It takes courage to get through tough times. The Art of Aversion helps me navigate my way through gray and weary places. I find that if I don’t look too closely or think too clearly, I am able to do what needs to be done without imprinting painful things. I simply put on the therapeutic blinders, looking neither left nor right, but straight ahead, and place one foot in front of the other. This is not to be confused with therapeutic denial. Oh no. Aversion is just a coping mechanism that assists one in inculcating the practice of perfect self-control. And self-control is crucial in trying to avoid spontaneous combustion during times of trial. It is a viable alternative to mainlining dopamine in the face of a cacophony of lab values.
Although, that higher order of intelligence (aversion) can backfire at times. Recently, a dear friend of mine passed away. I was determined to attend the viewing without weeping. Eyes of cork. Total self control. So I decided not to look closely at anything or anyone. I would just go through the line, pay my respects, and try to remain composed.

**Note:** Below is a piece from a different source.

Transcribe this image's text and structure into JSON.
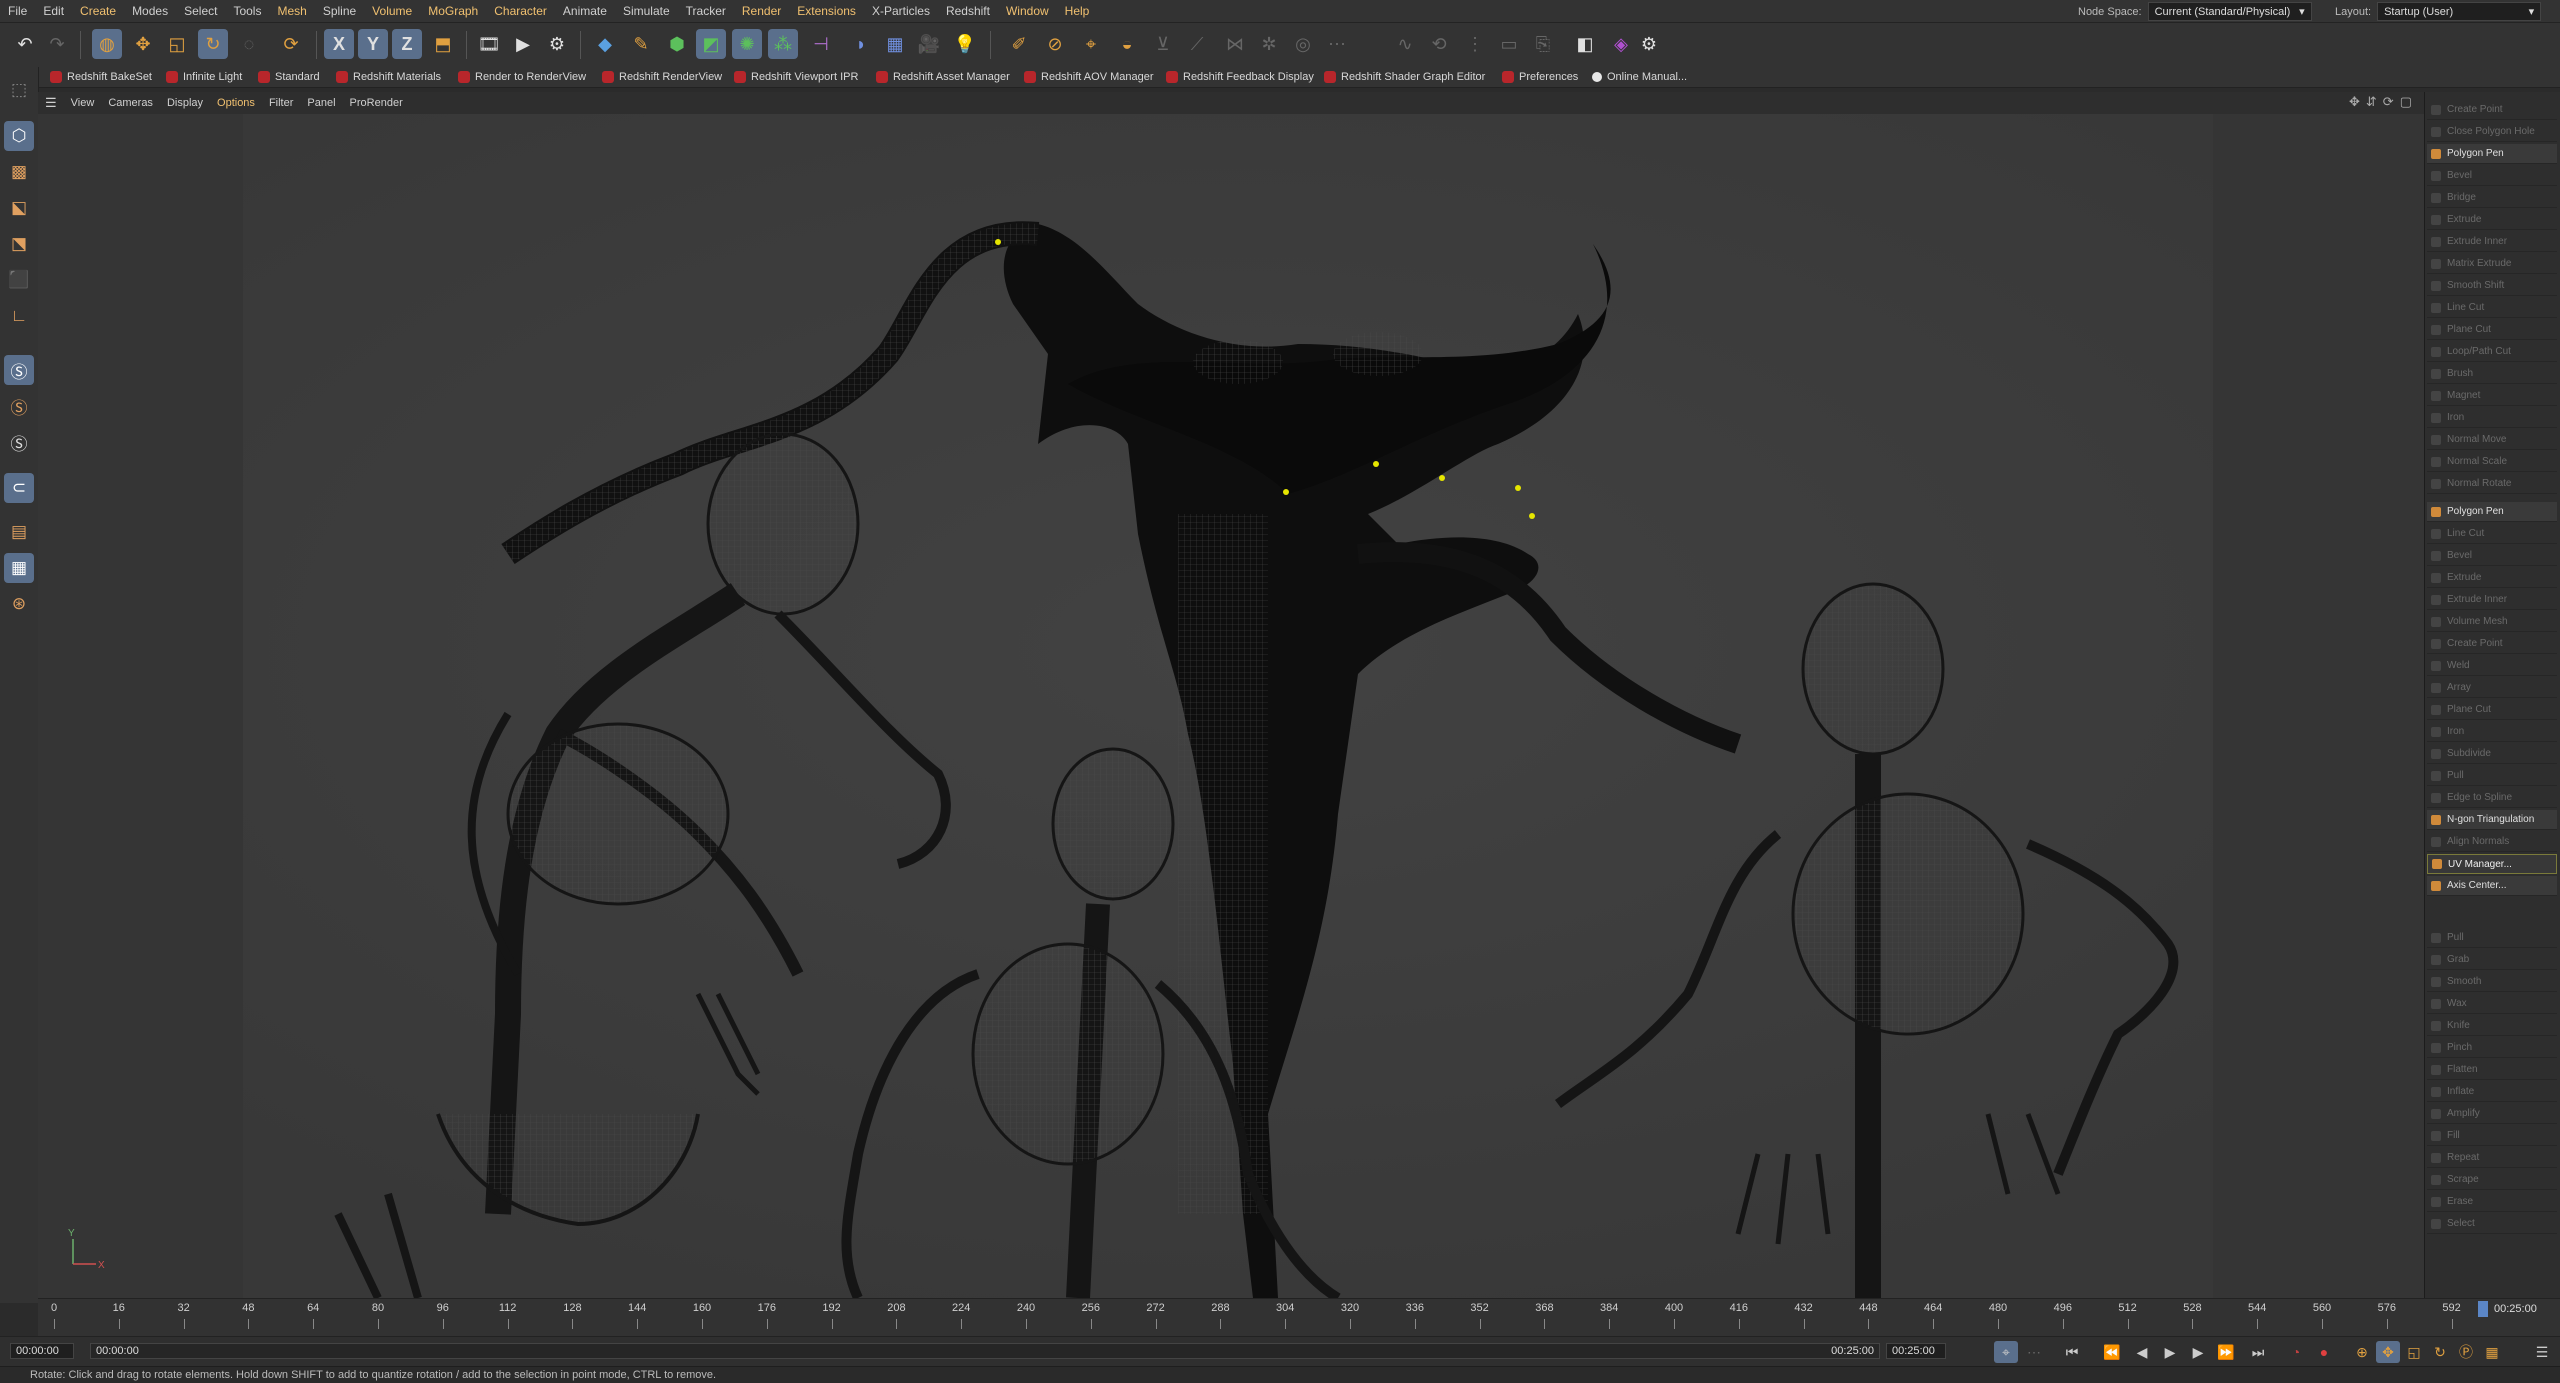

Well, I signed our names in the Book of Remembrance, and moved, head down, toward the casket. When we got there, we saw, to our chagrin, that we were at the wrong viewing. It was a man we did not know and had never seen before. His family was so gracious and friendly. And we were so mortified. The only thing I could think of to do was grab a handful of Kleenex, cover my face to conceal my embarrassment and humiliation, (not to mention stifle my laughter) and depart quickly, hopefully without being cited by the Behavior Nazis for a flagrant social faux pas. The whole incident gave new meaning to the term “exit wound.” Dennis just rolled his eyes and continued down the family line. He’s used to frequent mental power outages. His patience should be a controlled substance.
I have been reading Brodi’s sequel to “Everneath.” It is terrific, and reveals the lay-out of the Hades that was referenced in her first book. A while ago, she asked our family to give her suggestions as to how we imagined this underworld. I was thrilled to offer my assistance. I came up with ideas that were nothing short of riveting inspiration. My creative juices were on steroids. I presented these ideas in an uninterrupted monologue worthy of a senate filibuster. Then I sat back in hubristic and bloated self-satisfaction and waited for her grateful ratification.
Brodi listened patiently, and then made the acerbic observation that Nikki went to Hell, not the ICU! “Well,” I huffed, “it’s all the same to me.” Actually, she was right. The kingdom I had created involved being confined by tethers of plastic tubing to frightening machines which spewed forth alarming numbers and great noise. Her realm was far superior, as if all nine Muses had inspired her to organize an underneath of various geographical locations with different degrees of awfulness. It was brilliant. I deferred and ratified.
The Art of Aversion is a very useful tool when one is trying to pass through the tunnels of despair.
Dennis and I have turned our clocks to OFST (Old Fart Standard Time) and continue to celebrate joyful things. Adversity has a way of distinguishing between things that matter and things that don’t. And it is at these times that I want to see most clearly.